Outsourcing American Jobs

Outsourcing is once again in the news, including this attention-grabbing headline: “Developer outsources job to China so he can watch cat videos.”

That’s a pretty self explanatory, though misleading, characterization, I’d say.  It seems he’s outsourcing his job because he can reduce his own personal costs significantly without a detectable decrease in quality.  That’s efficiency enhancing, no?

Further evidence to support my conjecture comes near the end of the article:

The kicker: Further digging found that Bob was taking jobs with other firms and outsourcing that work to China too.  “It looked like he earned several hundred thousand dollars a year, and only had to pay the Chinese consulting firm about fifty grand annually,” said Verizon.

All this seems to suggest that there is no world equilibrium wage in the software industry right now.

And, as for what he does with the time saved — watching lolcats videos — well, de gustibus non est disputandum.

April 1 Comes Early

Though I’m not one to pile onto the United States Postal Service, it is probably worth noting this news item — Postal Union Election Delayed After Ballots Lost in Mail.

Coming on the heels of a post where everyone seems to have an opinion, I would guess that in this case you just have to shake your head and laugh.

So this post isn’t totally bereft of content, I point you to Rick Geddes’ review of postal reform in the Economics Journal Watch.

This essay examines the published views of vital economists regarding postal reform. I define a vital economist as one who has produced scholarly research on this issue, and who has expressed an opinion about the direction reform should take. The ten vital economists surveyed here express surprisingly similar opinions on the proper direction for postal reform. The vast majority advocate some combination of privatization and elimination or relaxation of the delivery monopoly.
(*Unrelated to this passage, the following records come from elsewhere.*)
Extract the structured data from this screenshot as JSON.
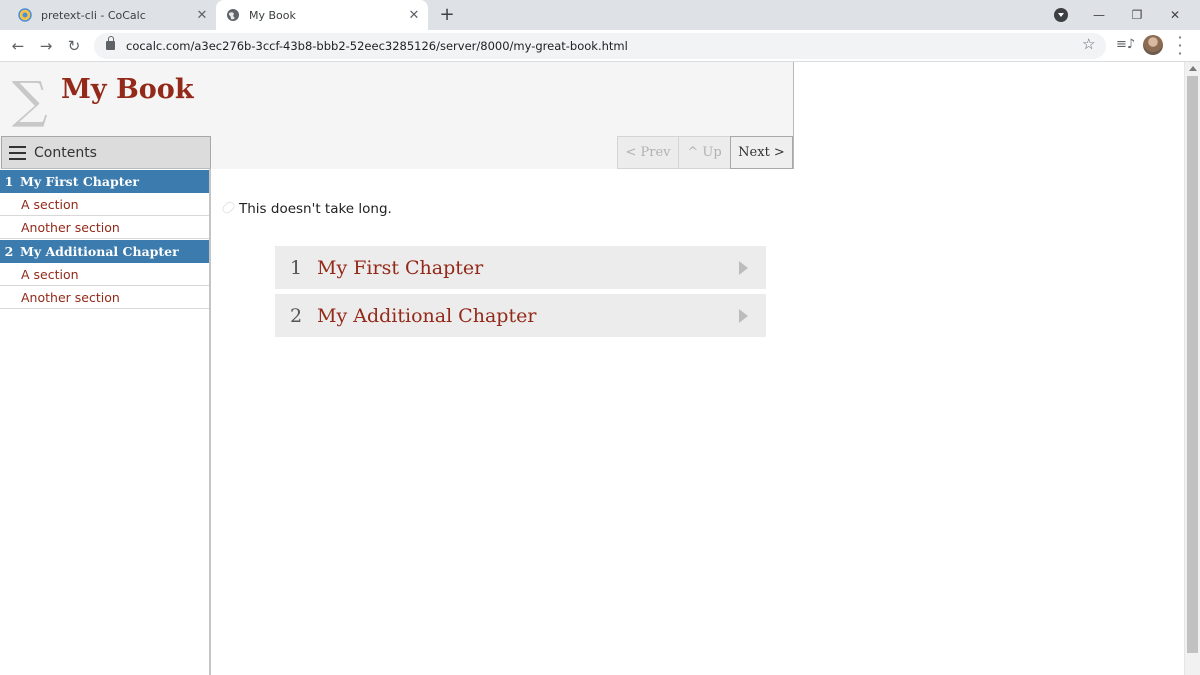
{
  "browser": {
    "tabs": [
      {
        "title": "pretext-cli - CoCalc",
        "icon": "cocalc-icon",
        "active": false
      },
      {
        "title": "My Book",
        "icon": "globe-icon",
        "active": true
      }
    ],
    "new_tab_label": "+",
    "url": "cocalc.com/a3ec276b-3ccf-43b8-bbb2-52eec3285126/server/8000/my-great-book.html"
  },
  "header": {
    "logo_glyph": "∑",
    "title": "My Book",
    "toc_button_label": "Contents",
    "nav": {
      "prev_label": "< Prev",
      "up_label": "^ Up",
      "next_label": "Next >"
    }
  },
  "sidebar": {
    "chapters": [
      {
        "number": "1",
        "title": "My First Chapter",
        "sections": [
          "A section",
          "Another section"
        ]
      },
      {
        "number": "2",
        "title": "My Additional Chapter",
        "sections": [
          "A section",
          "Another section"
        ]
      }
    ]
  },
  "main": {
    "intro": "This doesn't take long.",
    "toc_cards": [
      {
        "number": "1",
        "title": "My First Chapter"
      },
      {
        "number": "2",
        "title": "My Additional Chapter"
      }
    ]
  },
  "colors": {
    "accent": "#932919",
    "chapter_highlight": "#3b7bad",
    "header_bg": "#f5f5f5",
    "card_bg": "#ececec"
  }
}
Those opinions are in stark contrast to the published views of economists who have not carefully examined this issue.

Geddes himself is pretty much the noted expert on the subject, so when he says it’s surprising, it may well be surprising.

Have a good weekend, Lawrentians.  Perhaps I’ll see you out at the festivities.  Watch out for that Nobel announcement.

The Extraordinary Influence of Freshman Studies

One of my more clever colleagues was telling me how impressed he was with the noticeable effects of our Freshman Studies curriculum, even extending well beyond affecting just Lawrence students and faculty.

How can he be so sure?

Just check out the similarities between this year’s Freshman Studies reading list and the frequently bought together books at Amazon.com.

So, how do you like that?  Some guy camped out in the mountains looking to pick up a copy of The Republic is suddenly prompted to buy a copy of Martin Guerre?

We should have negotiated a lower price.

Coincidence?